◆ AIM OF THE EXERCISE
Find "Convert this screenshot" in the material below and restate exactly the line holding it together with every line that comes after.

━━━━━━━━━━━━━━━━━━━━━━━━━━━━━━

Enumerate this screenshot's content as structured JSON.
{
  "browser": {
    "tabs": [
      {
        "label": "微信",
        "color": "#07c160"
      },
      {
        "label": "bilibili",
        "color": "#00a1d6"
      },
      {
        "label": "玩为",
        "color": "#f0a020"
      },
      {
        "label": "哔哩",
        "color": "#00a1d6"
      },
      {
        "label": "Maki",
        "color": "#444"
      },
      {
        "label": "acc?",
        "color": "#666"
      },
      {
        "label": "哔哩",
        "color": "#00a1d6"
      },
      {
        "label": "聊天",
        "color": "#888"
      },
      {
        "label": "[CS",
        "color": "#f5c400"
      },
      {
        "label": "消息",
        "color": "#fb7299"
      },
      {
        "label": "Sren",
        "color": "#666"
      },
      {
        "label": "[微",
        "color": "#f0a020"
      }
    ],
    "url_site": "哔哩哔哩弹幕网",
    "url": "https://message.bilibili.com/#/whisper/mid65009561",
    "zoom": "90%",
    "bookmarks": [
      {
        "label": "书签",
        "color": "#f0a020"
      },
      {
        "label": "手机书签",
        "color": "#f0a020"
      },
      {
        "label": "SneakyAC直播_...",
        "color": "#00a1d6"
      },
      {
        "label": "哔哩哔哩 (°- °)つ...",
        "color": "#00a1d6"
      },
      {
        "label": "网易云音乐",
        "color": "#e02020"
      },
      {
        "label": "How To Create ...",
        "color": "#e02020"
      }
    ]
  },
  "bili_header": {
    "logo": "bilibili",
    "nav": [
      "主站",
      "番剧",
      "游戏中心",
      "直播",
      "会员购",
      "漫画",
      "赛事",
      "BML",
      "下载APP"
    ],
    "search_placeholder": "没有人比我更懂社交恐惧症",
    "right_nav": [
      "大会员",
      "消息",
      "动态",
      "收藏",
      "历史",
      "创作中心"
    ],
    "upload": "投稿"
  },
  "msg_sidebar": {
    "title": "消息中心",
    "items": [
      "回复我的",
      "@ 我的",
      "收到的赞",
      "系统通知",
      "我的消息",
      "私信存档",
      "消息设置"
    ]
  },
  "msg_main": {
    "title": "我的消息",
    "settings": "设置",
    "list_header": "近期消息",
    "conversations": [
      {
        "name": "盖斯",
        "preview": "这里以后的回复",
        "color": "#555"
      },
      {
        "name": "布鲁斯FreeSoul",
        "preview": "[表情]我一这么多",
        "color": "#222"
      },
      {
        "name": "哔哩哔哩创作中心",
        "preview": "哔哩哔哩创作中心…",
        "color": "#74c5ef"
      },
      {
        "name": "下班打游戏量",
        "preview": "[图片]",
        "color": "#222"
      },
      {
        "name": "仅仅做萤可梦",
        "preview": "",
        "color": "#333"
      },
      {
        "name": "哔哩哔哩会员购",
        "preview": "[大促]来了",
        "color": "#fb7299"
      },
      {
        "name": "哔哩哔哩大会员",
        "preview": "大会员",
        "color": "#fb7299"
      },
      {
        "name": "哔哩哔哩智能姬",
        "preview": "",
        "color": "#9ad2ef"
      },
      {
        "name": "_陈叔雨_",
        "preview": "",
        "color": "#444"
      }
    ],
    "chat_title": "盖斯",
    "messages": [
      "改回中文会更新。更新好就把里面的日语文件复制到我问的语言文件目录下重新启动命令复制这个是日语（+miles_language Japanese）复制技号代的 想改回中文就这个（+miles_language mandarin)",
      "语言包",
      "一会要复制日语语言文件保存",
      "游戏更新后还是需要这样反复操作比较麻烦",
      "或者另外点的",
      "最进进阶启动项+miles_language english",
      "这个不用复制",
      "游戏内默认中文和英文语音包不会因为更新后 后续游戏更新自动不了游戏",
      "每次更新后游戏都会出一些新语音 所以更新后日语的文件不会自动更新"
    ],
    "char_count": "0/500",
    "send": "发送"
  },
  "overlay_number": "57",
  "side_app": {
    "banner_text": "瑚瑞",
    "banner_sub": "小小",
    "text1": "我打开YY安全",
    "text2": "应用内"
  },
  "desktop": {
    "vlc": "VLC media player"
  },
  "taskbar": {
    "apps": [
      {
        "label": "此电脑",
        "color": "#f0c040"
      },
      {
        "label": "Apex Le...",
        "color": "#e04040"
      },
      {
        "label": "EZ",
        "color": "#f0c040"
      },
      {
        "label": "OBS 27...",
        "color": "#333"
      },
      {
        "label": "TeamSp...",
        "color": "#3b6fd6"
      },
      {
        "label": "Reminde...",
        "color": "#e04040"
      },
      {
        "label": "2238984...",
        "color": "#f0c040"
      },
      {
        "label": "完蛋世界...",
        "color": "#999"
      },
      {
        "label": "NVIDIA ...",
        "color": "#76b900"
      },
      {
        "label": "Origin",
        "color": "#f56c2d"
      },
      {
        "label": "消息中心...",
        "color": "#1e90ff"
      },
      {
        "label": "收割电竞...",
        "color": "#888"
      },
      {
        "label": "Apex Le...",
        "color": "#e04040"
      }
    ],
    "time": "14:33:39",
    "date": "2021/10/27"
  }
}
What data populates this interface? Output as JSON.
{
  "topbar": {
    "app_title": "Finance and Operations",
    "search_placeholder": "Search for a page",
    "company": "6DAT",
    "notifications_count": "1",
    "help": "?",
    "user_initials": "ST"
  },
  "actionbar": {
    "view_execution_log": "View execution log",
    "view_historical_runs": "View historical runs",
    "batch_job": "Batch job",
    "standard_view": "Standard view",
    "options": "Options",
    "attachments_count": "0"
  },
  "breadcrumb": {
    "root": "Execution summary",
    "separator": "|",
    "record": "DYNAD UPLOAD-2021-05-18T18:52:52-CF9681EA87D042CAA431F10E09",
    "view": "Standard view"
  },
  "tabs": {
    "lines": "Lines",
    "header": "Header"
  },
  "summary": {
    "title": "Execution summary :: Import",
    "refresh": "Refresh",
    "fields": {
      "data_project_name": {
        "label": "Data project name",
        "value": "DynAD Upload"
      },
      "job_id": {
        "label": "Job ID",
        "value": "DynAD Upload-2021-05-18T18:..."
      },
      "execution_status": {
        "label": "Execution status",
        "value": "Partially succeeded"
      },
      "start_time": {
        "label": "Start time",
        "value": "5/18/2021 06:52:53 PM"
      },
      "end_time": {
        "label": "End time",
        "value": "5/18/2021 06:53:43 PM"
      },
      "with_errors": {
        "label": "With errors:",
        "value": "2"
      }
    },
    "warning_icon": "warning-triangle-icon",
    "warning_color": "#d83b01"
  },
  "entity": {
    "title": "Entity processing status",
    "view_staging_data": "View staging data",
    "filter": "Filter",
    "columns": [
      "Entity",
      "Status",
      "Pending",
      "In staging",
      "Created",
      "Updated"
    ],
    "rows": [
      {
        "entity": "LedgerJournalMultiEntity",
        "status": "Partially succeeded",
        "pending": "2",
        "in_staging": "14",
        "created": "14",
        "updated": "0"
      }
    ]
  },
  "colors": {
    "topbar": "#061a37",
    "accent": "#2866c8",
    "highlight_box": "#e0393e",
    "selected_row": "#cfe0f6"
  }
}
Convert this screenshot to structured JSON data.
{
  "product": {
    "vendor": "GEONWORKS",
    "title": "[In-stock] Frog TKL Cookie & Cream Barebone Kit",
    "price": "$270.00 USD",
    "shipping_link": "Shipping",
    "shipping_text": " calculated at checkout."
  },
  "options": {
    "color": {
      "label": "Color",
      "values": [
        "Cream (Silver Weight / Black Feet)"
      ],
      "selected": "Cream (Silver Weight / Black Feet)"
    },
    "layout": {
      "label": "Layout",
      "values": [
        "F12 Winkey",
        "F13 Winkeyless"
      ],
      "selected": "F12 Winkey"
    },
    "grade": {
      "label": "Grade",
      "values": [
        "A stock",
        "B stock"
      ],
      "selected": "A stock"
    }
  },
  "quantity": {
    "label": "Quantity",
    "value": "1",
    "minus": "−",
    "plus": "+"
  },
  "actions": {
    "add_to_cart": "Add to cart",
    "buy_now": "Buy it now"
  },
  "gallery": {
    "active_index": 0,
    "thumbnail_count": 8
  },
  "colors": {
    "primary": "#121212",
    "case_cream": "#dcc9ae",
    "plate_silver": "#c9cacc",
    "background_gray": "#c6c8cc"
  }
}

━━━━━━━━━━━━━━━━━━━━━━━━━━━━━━

◆ SOLUTION TO THE EXERCISE
Convert this screenshot to structured JSON data.
{
  "product": {
    "vendor": "GEONWORKS",
    "title": "[In-stock] Frog TKL Cookie & Cream Barebone Kit",
    "price": "$270.00 USD",
    "shipping_link": "Shipping",
    "shipping_text": " calculated at checkout."
  },
  "options": {
    "color": {
      "label": "Color",
      "values": [
        "Cream (Silver Weight / Black Feet)"
      ],
      "selected": "Cream (Silver Weight / Black Feet)"
    },
    "layout": {
      "label": "Layout",
      "values": [
        "F12 Winkey",
        "F13 Winkeyless"
      ],
      "selected": "F12 Winkey"
    },
    "grade": {
      "label": "Grade",
      "values": [
        "A stock",
        "B stock"
      ],
      "selected": "A stock"
    }
  },
  "quantity": {
    "label": "Quantity",
    "value": "1",
    "minus": "−",
    "plus": "+"
  },
  "actions": {
    "add_to_cart": "Add to cart",
    "buy_now": "Buy it now"
  },
  "gallery": {
    "active_index": 0,
    "thumbnail_count": 8
  },
  "colors": {
    "primary": "#121212",
    "case_cream": "#dcc9ae",
    "plate_silver": "#c9cacc",
    "background_gray": "#c6c8cc"
  }
}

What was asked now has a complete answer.